“Forty years ago, things here began to change. Snowfalls decreased, the glaciers receded, and in the sowing season there was no longer enough water. There was still plenty during the winter months, however, and if that could somehow be harnessed and preserved as ice, the problem would be solved. People have harnessed the sun, the wind and water. Why not ice, especially here in Ladakh where the weather is so cold?
“I realized that by reducing the speed of running water during the cold winter months and diverting it to shadowy areas on the mountain slopes I could create artificial glaciers. We used locally available material and worked by hand. The villagers themselves maintained the artificial glaciers. It’s a community model, the way nature would like.
“I have built 10 glaciers† so far. It’s like making ice in your refrigerator and using it when you need it. Initially not many took notice of my idea, though with the increasing concern about climate change many more are appreciating my efforts. But I am getting old. Someone must take over and continue my work, and if the mountaintop glaciers disappear then even this system will not work.
“My greatest fear is that we will wake up too late and find ourselves in a severe drought, as is described in Buddhist beliefs, where all the plants and animals have disappeared from the planet and only a few men survive, collecting bones of dead people to make into soup.”
† Icy glaciers reflect 80% of the sunlight that hits them, helping to slow global warming. But once they start to melt, exposed patches of earth absorb almost all that heat.
How to make a glacier
Glaciers contain 70 percent of the fresh, drinkable water on our planet. Build your own and never be thirsty. Start in winter by diverting a river towards the shadowy side of a mountain. Channel the water slowly into a pool you’ve built and watch it turn to ice. Before spring comes, build a conduit to carry the water into your backyard. As the ice melts, you’ll have your own, personal, freshwater spring.
Other ways to get water
In Kenya, Masai communities living in the vicinity of the Mount Suswa volcano place long plastic pipes by the steam vents. The vapor condenses inside the pipes and is then drip-fed into large drums.
Only 1.5 centimeters of rain falls on Bellavista, Peru, each year, but every morning, 2,500 liters of water are collected using special nets that trap moisture from the fog that rolls in off the Pacific Ocean.

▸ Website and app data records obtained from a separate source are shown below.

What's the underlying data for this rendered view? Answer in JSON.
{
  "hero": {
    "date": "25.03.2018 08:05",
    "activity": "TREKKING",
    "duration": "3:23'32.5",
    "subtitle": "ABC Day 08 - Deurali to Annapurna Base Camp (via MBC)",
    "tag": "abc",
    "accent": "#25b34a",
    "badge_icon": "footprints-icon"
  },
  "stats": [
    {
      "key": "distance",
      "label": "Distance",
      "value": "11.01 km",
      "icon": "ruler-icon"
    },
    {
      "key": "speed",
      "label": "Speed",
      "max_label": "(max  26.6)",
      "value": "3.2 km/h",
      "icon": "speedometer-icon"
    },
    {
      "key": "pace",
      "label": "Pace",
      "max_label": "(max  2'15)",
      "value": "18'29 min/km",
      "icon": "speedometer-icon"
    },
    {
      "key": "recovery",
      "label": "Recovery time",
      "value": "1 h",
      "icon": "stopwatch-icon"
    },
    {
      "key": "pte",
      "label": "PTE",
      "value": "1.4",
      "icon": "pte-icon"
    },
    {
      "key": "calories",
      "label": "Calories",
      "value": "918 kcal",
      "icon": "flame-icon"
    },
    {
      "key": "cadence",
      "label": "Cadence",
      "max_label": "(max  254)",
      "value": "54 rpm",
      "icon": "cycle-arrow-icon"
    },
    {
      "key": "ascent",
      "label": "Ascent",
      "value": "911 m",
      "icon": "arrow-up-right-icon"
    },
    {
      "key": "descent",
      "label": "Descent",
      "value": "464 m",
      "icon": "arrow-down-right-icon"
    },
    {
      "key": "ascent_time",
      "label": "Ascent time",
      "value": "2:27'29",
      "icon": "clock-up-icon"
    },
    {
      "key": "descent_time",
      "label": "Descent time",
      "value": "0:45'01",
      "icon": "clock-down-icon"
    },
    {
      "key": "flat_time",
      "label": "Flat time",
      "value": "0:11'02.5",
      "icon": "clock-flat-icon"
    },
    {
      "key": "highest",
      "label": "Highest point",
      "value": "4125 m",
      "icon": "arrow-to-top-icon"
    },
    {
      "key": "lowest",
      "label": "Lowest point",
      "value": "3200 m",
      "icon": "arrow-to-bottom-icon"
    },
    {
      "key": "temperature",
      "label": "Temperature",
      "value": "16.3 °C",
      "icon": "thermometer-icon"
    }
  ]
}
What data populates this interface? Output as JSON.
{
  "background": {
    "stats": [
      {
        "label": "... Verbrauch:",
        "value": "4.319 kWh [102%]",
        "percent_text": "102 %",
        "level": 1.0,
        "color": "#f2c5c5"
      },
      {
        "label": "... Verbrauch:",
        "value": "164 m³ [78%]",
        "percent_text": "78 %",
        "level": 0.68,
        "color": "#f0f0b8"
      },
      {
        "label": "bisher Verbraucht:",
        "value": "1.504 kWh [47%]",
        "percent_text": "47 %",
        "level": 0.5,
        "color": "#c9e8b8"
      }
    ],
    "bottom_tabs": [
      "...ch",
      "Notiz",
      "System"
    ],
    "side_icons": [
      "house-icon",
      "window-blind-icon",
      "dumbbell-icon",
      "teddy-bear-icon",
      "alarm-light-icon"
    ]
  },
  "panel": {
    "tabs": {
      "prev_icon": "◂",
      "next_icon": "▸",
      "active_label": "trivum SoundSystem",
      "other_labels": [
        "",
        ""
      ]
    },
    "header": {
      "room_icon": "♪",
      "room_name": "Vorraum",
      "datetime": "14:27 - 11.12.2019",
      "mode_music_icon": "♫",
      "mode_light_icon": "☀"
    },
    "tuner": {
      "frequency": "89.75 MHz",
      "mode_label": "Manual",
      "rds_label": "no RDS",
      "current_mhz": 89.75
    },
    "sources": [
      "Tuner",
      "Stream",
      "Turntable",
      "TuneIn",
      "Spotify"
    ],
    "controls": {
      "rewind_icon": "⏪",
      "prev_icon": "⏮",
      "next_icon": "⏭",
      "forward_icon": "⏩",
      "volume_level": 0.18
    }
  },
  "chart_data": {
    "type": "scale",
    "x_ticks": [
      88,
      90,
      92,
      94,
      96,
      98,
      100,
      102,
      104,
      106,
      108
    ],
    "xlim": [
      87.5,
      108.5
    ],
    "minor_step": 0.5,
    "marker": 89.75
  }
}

Elephant pumps are devices used in Zimbabwe and Malawi to draw water to the surface from up to 40 meters underground. Pedal hard to reach the optimum water speed of one meter per second.
By tying a long rag around both ankles, then walking through grass at dawn, Australian Aborigines can collect as much as a liter of water. Morning dew soaks the fabric, and is then drained into a container.
From the pages of COLORS #84 - APOCALYPSE.